Erie Canal locks restoration gets $1.2M funding stream

Jan 2, 2019

Two of Lockport’s original Erie Canal locks are getting a $1.2 million facelift.

There is a set of five fully intact Erie Canal locks in Lockport, numbered 67-71. They are called the "Flight of Five" because they look like a flight of stairs, allowing boats to navigate the difference in elevation between Lakes Erie and Ontario. In Lockport, that difference is 60'.

Dave Kinyon, Chair of the Lockport Locks Heritage District Corporation, said one of the five locks - number 67 - was rehabbed in 2014 in Phase 1 of the project.

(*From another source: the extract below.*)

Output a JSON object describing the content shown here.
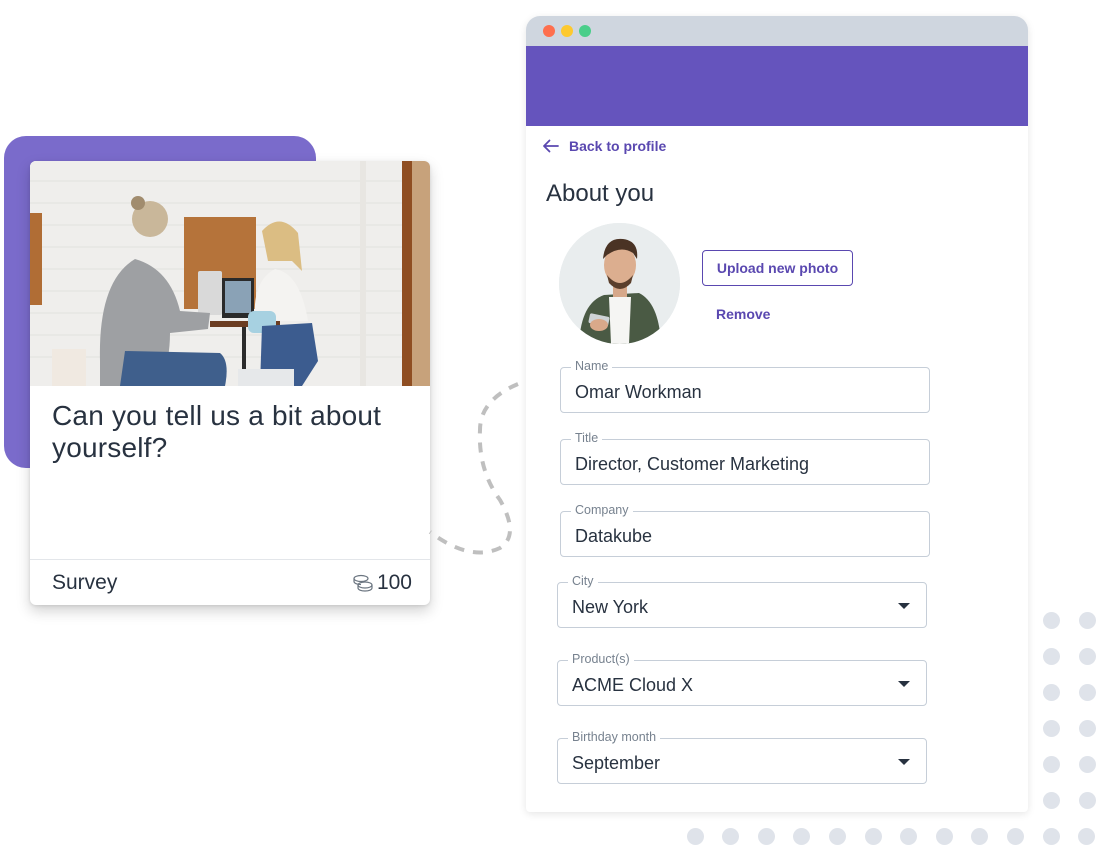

"Right now, we've been able to put together federal and state funding in the amount of $1.2 million to enable us to rehabilitate Lock 68," Kinyon said, "which will then just leave two remaining locks - Locks 67 and 71 - to be rehabilitated, so we can bring the Flight of Five back to operating condition."

Kinyon said Bergmann Associates of Buffalo and McMullan Consulting Engineers of Virginia researched the historic elements of the locks for accuracy, while Hohl Industrial Services is completing the work.

"Right here in Tonawanda to be the general contractor to do all of the renovation and restoration work, everything from replacing the wooden flooring, to restoring the masonry, to fabricating the wooden lock gates and the balance beams," Kinyon said. "They've done it all."

He said each lock is 110' long.

"We're currently operating a Durham-style boat as part of our demonstration, which is 50' long," he said, "so it's definitely going to be smaller vessels when all five locks are restored - kayakers, canoeists - will be able to enjoy locking through our Erie Canal Flight of Five locks."

All of the locks have been recognized as a regional asset and are expected to be rehabbed by 2025, the 200th anniversary of the completion of the Erie Canal in 1825.

"Our colleagues at the Buffalo Maritime Center right now are building an Erie Canal replica Packet Boat, which will be approximately 70' long," Kinyon said.

The Buffalo Maritime Center also built the Durham-style boat. Volunteers are being recruited to operate the now-restored locks.